Graeme Smith collected his second successive award as one of the five Mutual & Federal Cricketers of the Year. Smith was honoured together with Herschelle Gibbs, Makhaya Ntini, Shaun Pollock and Jacques Rudolph at the launch of the 50th edition of the Mutual & Federal South African Cricket Annual.
Rudolph is the only first-time winner of the award. Pollock was recognised for the fourth time, while Gibbs and Ntini joined Smith in being honoured for the second time.
Smith became South Africa's youngest Test captain when he was appointed at the age of 22. He led the country to a Test series win in Bangladesh but it was his deeds on a tour of England that attracted international attention. He made a South African Test record score of 277 in the first Test at Birmingham and followed up with 259 in the second Test at Lord's, becoming only the fourth batsman in history to make double centuries in two successive Tests. Smith also won acclaim for his dynamic captaincy.
Gibbs, Smith's opening partner, moved into the top echelon of world batsmen with a succession of exciting innings during the year. He was also among a handful of South Africans to enhance his reputation during a disappointing World Cup campaign by the national team.
Gibbs equalled the world record when he made three successive limited-overs international centuries at the beginning of last season. In the World Cup he hammered 384 runs at an average of 96, scoring at better than a run a ball, including a spectacular innings of 143 against New Zealand at the Wanderers.
In Test matches, he made hundreds against Bangladesh, Pakistan and England, making a career-best 228 against Pakistan at Newlands. He and Smith shared a South African record opening stand of 368 in the same match.
Ntini was South Africa's outstanding fast bowler and was the country 's leading wicket-taker in four successive Test series, against Bangladesh, Sri Lanka, Pakistan and England. He also took most wickets for South Africa in the World Cup. Among the highlights of Ntini's year was his performance in the Test against England at Lord's when he became the first South African to take ten wickets in a match there, marking the feat by kissing the turf.
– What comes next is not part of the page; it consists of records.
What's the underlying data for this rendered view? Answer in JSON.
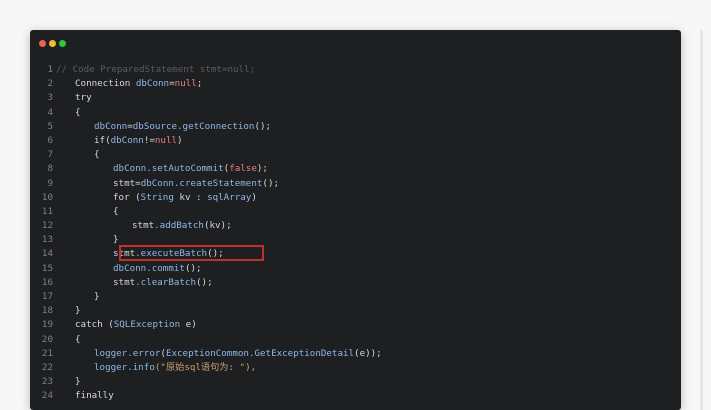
{
  "window": {
    "controls": {
      "close": "close",
      "minimize": "minimize",
      "maximize": "maximize"
    }
  },
  "code": {
    "lines": [
      {
        "num": "1",
        "indent": 0,
        "tokens": [
          {
            "t": "// Code PreparedStatement stmt=null;",
            "c": "cm"
          }
        ]
      },
      {
        "num": "2",
        "indent": 1,
        "tokens": [
          {
            "t": "Connection ",
            "c": "kw"
          },
          {
            "t": "dbConn",
            "c": "cls"
          },
          {
            "t": "=",
            "c": "kw"
          },
          {
            "t": "null",
            "c": "num"
          },
          {
            "t": ";",
            "c": "kw"
          }
        ]
      },
      {
        "num": "3",
        "indent": 1,
        "tokens": [
          {
            "t": "try",
            "c": "kw"
          }
        ]
      },
      {
        "num": "4",
        "indent": 1,
        "tokens": [
          {
            "t": "{",
            "c": "kw"
          }
        ]
      },
      {
        "num": "5",
        "indent": 2,
        "tokens": [
          {
            "t": "dbConn",
            "c": "cls"
          },
          {
            "t": "=",
            "c": "kw"
          },
          {
            "t": "dbSource",
            "c": "cls"
          },
          {
            "t": ".getConnection",
            "c": "cls"
          },
          {
            "t": "();",
            "c": "kw"
          }
        ]
      },
      {
        "num": "6",
        "indent": 2,
        "tokens": [
          {
            "t": "if(",
            "c": "kw"
          },
          {
            "t": "dbConn",
            "c": "cls"
          },
          {
            "t": "!=",
            "c": "kw"
          },
          {
            "t": "null",
            "c": "num"
          },
          {
            "t": ")",
            "c": "kw"
          }
        ]
      },
      {
        "num": "7",
        "indent": 2,
        "tokens": [
          {
            "t": "{",
            "c": "kw"
          }
        ]
      },
      {
        "num": "8",
        "indent": 3,
        "tokens": [
          {
            "t": "dbConn",
            "c": "cls"
          },
          {
            "t": ".setAutoCommit",
            "c": "cls"
          },
          {
            "t": "(",
            "c": "kw"
          },
          {
            "t": "false",
            "c": "num"
          },
          {
            "t": ");",
            "c": "kw"
          }
        ]
      },
      {
        "num": "9",
        "indent": 3,
        "tokens": [
          {
            "t": "stmt",
            "c": "kw"
          },
          {
            "t": "=",
            "c": "kw"
          },
          {
            "t": "dbConn",
            "c": "cls"
          },
          {
            "t": ".createStatement",
            "c": "cls"
          },
          {
            "t": "();",
            "c": "kw"
          }
        ]
      },
      {
        "num": "10",
        "indent": 3,
        "tokens": [
          {
            "t": "for (",
            "c": "kw"
          },
          {
            "t": "String",
            "c": "cls"
          },
          {
            "t": " kv : ",
            "c": "kw"
          },
          {
            "t": "sqlArray",
            "c": "cls"
          },
          {
            "t": ")",
            "c": "kw"
          }
        ]
      },
      {
        "num": "11",
        "indent": 3,
        "tokens": [
          {
            "t": "{",
            "c": "kw"
          }
        ]
      },
      {
        "num": "12",
        "indent": 4,
        "tokens": [
          {
            "t": "stmt",
            "c": "kw"
          },
          {
            "t": ".addBatch",
            "c": "cls"
          },
          {
            "t": "(kv);",
            "c": "kw"
          }
        ]
      },
      {
        "num": "13",
        "indent": 3,
        "tokens": [
          {
            "t": "}",
            "c": "kw"
          }
        ]
      },
      {
        "num": "14",
        "indent": 3,
        "tokens": [
          {
            "t": "stmt",
            "c": "kw"
          },
          {
            "t": ".executeBatch",
            "c": "cls"
          },
          {
            "t": "();",
            "c": "kw"
          }
        ]
      },
      {
        "num": "15",
        "indent": 3,
        "tokens": [
          {
            "t": "dbConn",
            "c": "cls"
          },
          {
            "t": ".commit",
            "c": "cls"
          },
          {
            "t": "();",
            "c": "kw"
          }
        ]
      },
      {
        "num": "16",
        "indent": 3,
        "tokens": [
          {
            "t": "stmt",
            "c": "kw"
          },
          {
            "t": ".clearBatch",
            "c": "cls"
          },
          {
            "t": "();",
            "c": "kw"
          }
        ]
      },
      {
        "num": "17",
        "indent": 2,
        "tokens": [
          {
            "t": "}",
            "c": "kw"
          }
        ]
      },
      {
        "num": "18",
        "indent": 1,
        "tokens": [
          {
            "t": "}",
            "c": "kw"
          }
        ]
      },
      {
        "num": "19",
        "indent": 1,
        "tokens": [
          {
            "t": "catch (",
            "c": "kw"
          },
          {
            "t": "SQLException",
            "c": "cls"
          },
          {
            "t": " e)",
            "c": "kw"
          }
        ]
      },
      {
        "num": "20",
        "indent": 1,
        "tokens": [
          {
            "t": "{",
            "c": "kw"
          }
        ]
      },
      {
        "num": "21",
        "indent": 2,
        "tokens": [
          {
            "t": "logger",
            "c": "cls"
          },
          {
            "t": ".error",
            "c": "cls"
          },
          {
            "t": "(",
            "c": "kw"
          },
          {
            "t": "ExceptionCommon",
            "c": "cls"
          },
          {
            "t": ".GetExceptionDetail",
            "c": "cls"
          },
          {
            "t": "(e));",
            "c": "kw"
          }
        ]
      },
      {
        "num": "22",
        "indent": 2,
        "tokens": [
          {
            "t": "logger",
            "c": "cls"
          },
          {
            "t": ".info",
            "c": "cls"
          },
          {
            "t": "(\"原始sql语句为: \"),",
            "c": "str"
          }
        ]
      },
      {
        "num": "23",
        "indent": 1,
        "tokens": [
          {
            "t": "}",
            "c": "kw"
          }
        ]
      },
      {
        "num": "24",
        "indent": 1,
        "tokens": [
          {
            "t": "finally",
            "c": "kw"
          }
        ]
      }
    ]
  },
  "highlight": {
    "line": "14",
    "color": "#c22f2f"
  }
}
Pollock bowled superbly throughout a difficult year during which he lost the captaincy after South Africa's failure in the World Cup. He displayed tremendous dignity and his personal performances and his loyalty to the team were never in doubt despite his change in status.
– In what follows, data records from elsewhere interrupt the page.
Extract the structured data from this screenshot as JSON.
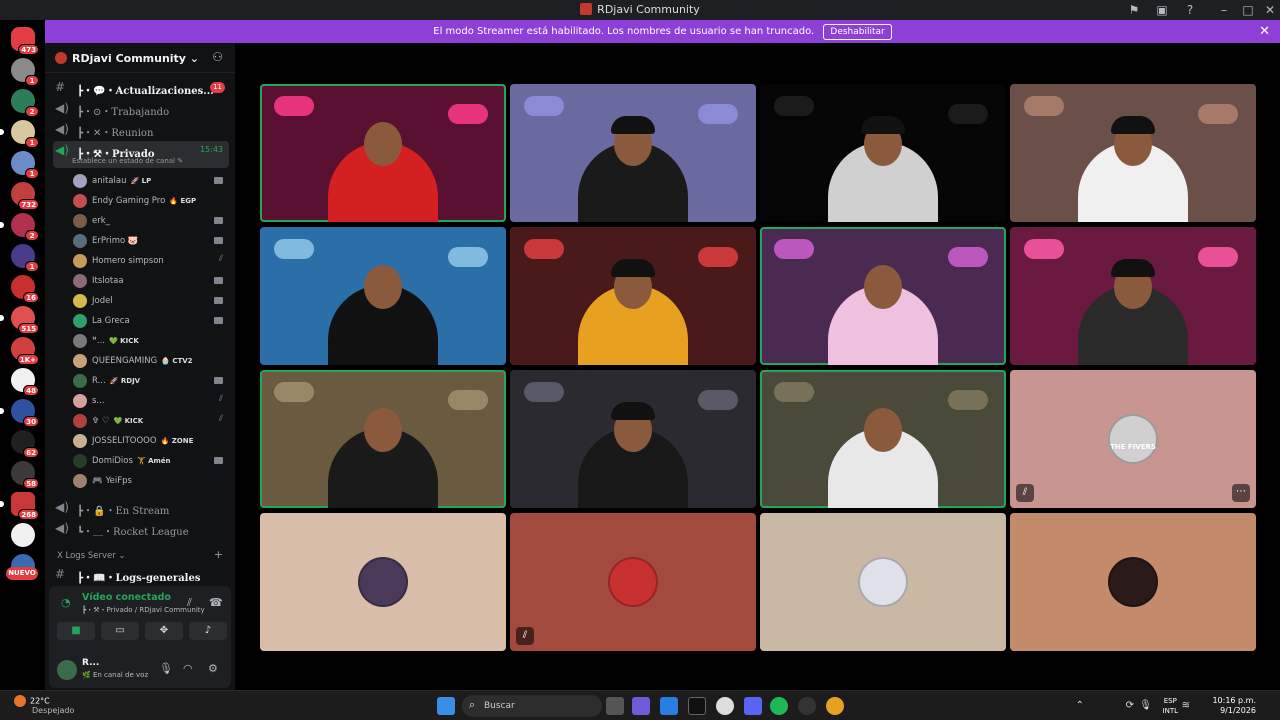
{
  "window": {
    "title": "RDjavi Community"
  },
  "banner": {
    "text": "El modo Streamer está habilitado. Los nombres de usuario se han truncado.",
    "button": "Deshabilitar"
  },
  "rail": {
    "badges": [
      "473",
      "1",
      "2",
      "1",
      "1",
      "732",
      "2",
      "1",
      "16",
      "515",
      "1K+",
      "48",
      "30",
      "62",
      "58",
      "268"
    ],
    "new_label": "NUEVO"
  },
  "server": {
    "name": "RDjavi Community ⌄"
  },
  "channels": {
    "actualizaciones": {
      "label": "┣・💬・Actualizaciones...",
      "count": "11"
    },
    "trabajando": {
      "label": "┣・⊙・Trabajando"
    },
    "reunion": {
      "label": "┣・✕・Reunion"
    },
    "privado": {
      "label": "┣・⚒・Privado",
      "time": "15:43",
      "status": "Establece un estado de canal ✎"
    },
    "en_stream": {
      "label": "┣・🔒・En Stream"
    },
    "rocket": {
      "label": "┗・＿・Rocket League"
    },
    "logs_category": "X Logs Server ⌄",
    "logs_generales": {
      "label": "┣・📖・Logs-generales"
    }
  },
  "members": [
    {
      "name": "anitalau",
      "tag": "🚀 LP",
      "icon": "video",
      "color": "#a0a0c0"
    },
    {
      "name": "Endy Gaming Pro",
      "tag": "🔥 EGP",
      "icon": "none",
      "color": "#c0504d"
    },
    {
      "name": "erk_",
      "tag": "",
      "icon": "video-live",
      "color": "#7a5c4a"
    },
    {
      "name": "ErPrimo 🐷",
      "tag": "",
      "icon": "video",
      "color": "#5c6b7a"
    },
    {
      "name": "Homero simpson",
      "tag": "",
      "icon": "mute",
      "color": "#c89b5a"
    },
    {
      "name": "Itslotaa",
      "tag": "",
      "icon": "video",
      "color": "#8a6a7a"
    },
    {
      "name": "Jodel",
      "tag": "",
      "icon": "video",
      "color": "#d4b84a"
    },
    {
      "name": "La Greca",
      "tag": "",
      "icon": "video",
      "color": "#2e9e6a"
    },
    {
      "name": "ꟸ...",
      "tag": "💚 KICK",
      "icon": "none",
      "color": "#7a7a7a"
    },
    {
      "name": "QUEENGAMING",
      "tag": "🧁 CTV2",
      "icon": "none",
      "color": "#c8a07a"
    },
    {
      "name": "R...",
      "tag": "🚀 RDJV",
      "icon": "video",
      "color": "#3a6b4a"
    },
    {
      "name": "s...",
      "tag": "",
      "icon": "mute",
      "color": "#d4a0a0"
    },
    {
      "name": "✞ ♡",
      "tag": "💚 KICK",
      "icon": "mute",
      "color": "#b04040"
    },
    {
      "name": "JOSSELITOOOO",
      "tag": "🔥 ZONE",
      "icon": "none",
      "color": "#c8b090"
    },
    {
      "name": "DomiDios",
      "tag": "🏋 Amén",
      "icon": "video",
      "color": "#2a3a2a"
    },
    {
      "name": "YeiFps",
      "tag": "",
      "icon": "none",
      "color": "#a08070",
      "prefix": "🎮"
    }
  ],
  "voice": {
    "status": "Vídeo conectado",
    "path": "┣・⚒・Privado / RDjavi Community"
  },
  "user": {
    "name": "R...",
    "status": "🌿 En canal de voz"
  },
  "taskbar": {
    "temp": "22°C",
    "weather": "Despejado",
    "search_placeholder": "Buscar",
    "lang": [
      "ESP",
      "INTL"
    ],
    "time": "10:16 p.m.",
    "date": "9/1/2026"
  },
  "tiles": [
    {
      "type": "cam",
      "bg": "#5a1030",
      "accent": "#ff3a8a",
      "shirt": "#d42020",
      "speaking": true
    },
    {
      "type": "cam",
      "bg": "#6a6aa0",
      "accent": "#8f8fe0",
      "shirt": "#1a1a1a",
      "speaking": false
    },
    {
      "type": "cam",
      "bg": "#050505",
      "accent": "#202020",
      "shirt": "#d0d0d0",
      "speaking": false
    },
    {
      "type": "cam",
      "bg": "#6a5048",
      "accent": "#b08070",
      "shirt": "#f0f0f0",
      "speaking": false
    },
    {
      "type": "cam",
      "bg": "#2a6fa8",
      "accent": "#8fc8e8",
      "shirt": "#111",
      "speaking": false
    },
    {
      "type": "cam",
      "bg": "#4a1a1a",
      "accent": "#e04040",
      "shirt": "#e8a020",
      "speaking": false
    },
    {
      "type": "cam",
      "bg": "#4a2a50",
      "accent": "#d060d0",
      "shirt": "#f0c0e0",
      "speaking": true
    },
    {
      "type": "cam",
      "bg": "#6a1a40",
      "accent": "#ff5aa8",
      "shirt": "#2a2a2a",
      "speaking": false
    },
    {
      "type": "cam",
      "bg": "#6a5a40",
      "accent": "#a09070",
      "shirt": "#1a1a1a",
      "speaking": true
    },
    {
      "type": "cam",
      "bg": "#2a2a30",
      "accent": "#606070",
      "shirt": "#181818",
      "speaking": false
    },
    {
      "type": "cam",
      "bg": "#4a4a3a",
      "accent": "#807860",
      "shirt": "#e8e8e8",
      "speaking": true
    },
    {
      "type": "avatar",
      "bg": "#c99590",
      "avatar": "#d0d0d0",
      "label": "THE FIVERS",
      "muted": true,
      "more": true
    },
    {
      "type": "avatar",
      "bg": "#d8bea8",
      "avatar": "#4a3a5a",
      "muted": false
    },
    {
      "type": "avatar",
      "bg": "#a34a3e",
      "avatar": "#c83030",
      "muted": true
    },
    {
      "type": "avatar",
      "bg": "#c9b9a4",
      "avatar": "#e0e0e8",
      "muted": false
    },
    {
      "type": "avatar",
      "bg": "#c48b6a",
      "avatar": "#2a1a1a",
      "muted": false
    }
  ]
}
During the year, Pollock broke Allan Donald's record for most wickets for South Africa in one-day internationals and he became the second South African after Donald to take 300 wickets in Test cricket. He had the lowest average of runs per wicket of all players in the world to achieve the feat. Pollock was also in excellent batting form during the year, making 405 runs at an average of 81 in Test matches.
Rudolph made a sensational entrance into Test cricket when he scored 222 not out against Bangladesh at Chittagong, the second-highest score in Test history on debut. It was a triumph of determination and perseverance for a player whose career had been dogged by bad luck. Twice he had been set to make his Test debut, only for the honour to be snatched away from him by circumstances beyond his control. When he did get his chance, he took full advantage, showing outstanding concentration. Rudolph and Boeta Dippenaar shared an unbeaten third-wicket partnership of 429, the highest for any wicket by South Africa and the fifth highest of all time in Test cricket.
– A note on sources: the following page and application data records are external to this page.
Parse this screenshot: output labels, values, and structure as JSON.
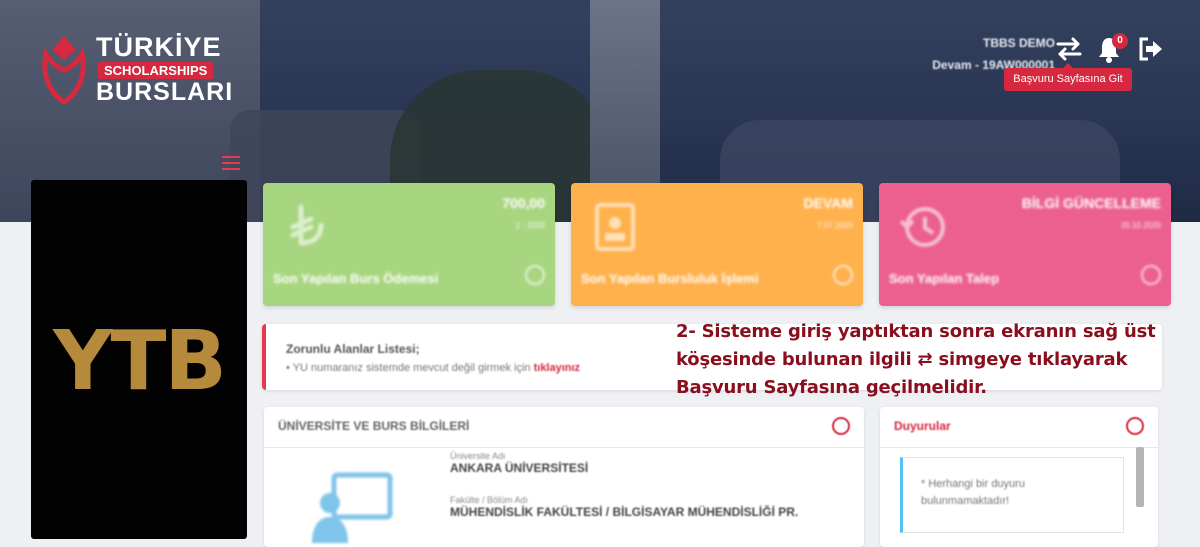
{
  "header": {
    "logo": {
      "line1": "TÜRKİYE",
      "line2": "SCHOLARSHIPS",
      "line3": "BURSLARI"
    },
    "user_name": "TBBS DEMO",
    "user_status": "Devam - 19AW000001",
    "notification_count": "0",
    "tooltip": "Başvuru Sayfasına Git",
    "icons": [
      "switch-arrows-icon",
      "bell-icon",
      "logout-icon"
    ]
  },
  "sidebar": {
    "logo_text": "YTB"
  },
  "cards": [
    {
      "big": "700,00",
      "small": "1 - 2020",
      "label": "Son Yapılan Burs Ödemesi",
      "color": "#a8d680",
      "icon": "lira-icon"
    },
    {
      "big": "DEVAM",
      "small": "7.07.2020",
      "label": "Son Yapılan Bursluluk İşlemi",
      "color": "#ffb14d",
      "icon": "id-card-icon"
    },
    {
      "big": "BİLGİ GÜNCELLEME",
      "small": "20.10.2020",
      "label": "Son Yapılan Talep",
      "color": "#ec6090",
      "icon": "history-icon"
    }
  ],
  "alert": {
    "title": "Zorunlu Alanlar Listesi;",
    "text": "• YU numaranız sistemde mevcut değil girmek için",
    "link": "tıklayınız"
  },
  "university_panel": {
    "title": "ÜNİVERSİTE VE BURS BİLGİLERİ",
    "fields": [
      {
        "label": "Üniversite Adı",
        "value": "ANKARA ÜNİVERSİTESİ"
      },
      {
        "label": "Fakülte / Bölüm Adı",
        "value": "MÜHENDİSLİK FAKÜLTESİ / BİLGİSAYAR MÜHENDİSLİĞİ PR."
      }
    ]
  },
  "announcements": {
    "title": "Duyurular",
    "item": "* Herhangi bir duyuru bulunmamaktadır!"
  },
  "instruction": "2- Sisteme giriş yaptıktan sonra ekranın sağ üst köşesinde bulunan ilgili ⇄ simgeye tıklayarak Başvuru Sayfasına geçilmelidir."
}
Colin Bryden, editor of the Mutual & Federal Annual, said it had been difficult to settle on five players after an exceptionally busy year for the national team. Among other players who had made strong claims were Jacques Kallis, Gary Kirsten, Boeta Dippenaar, Andrew Hall and Alan Dawson.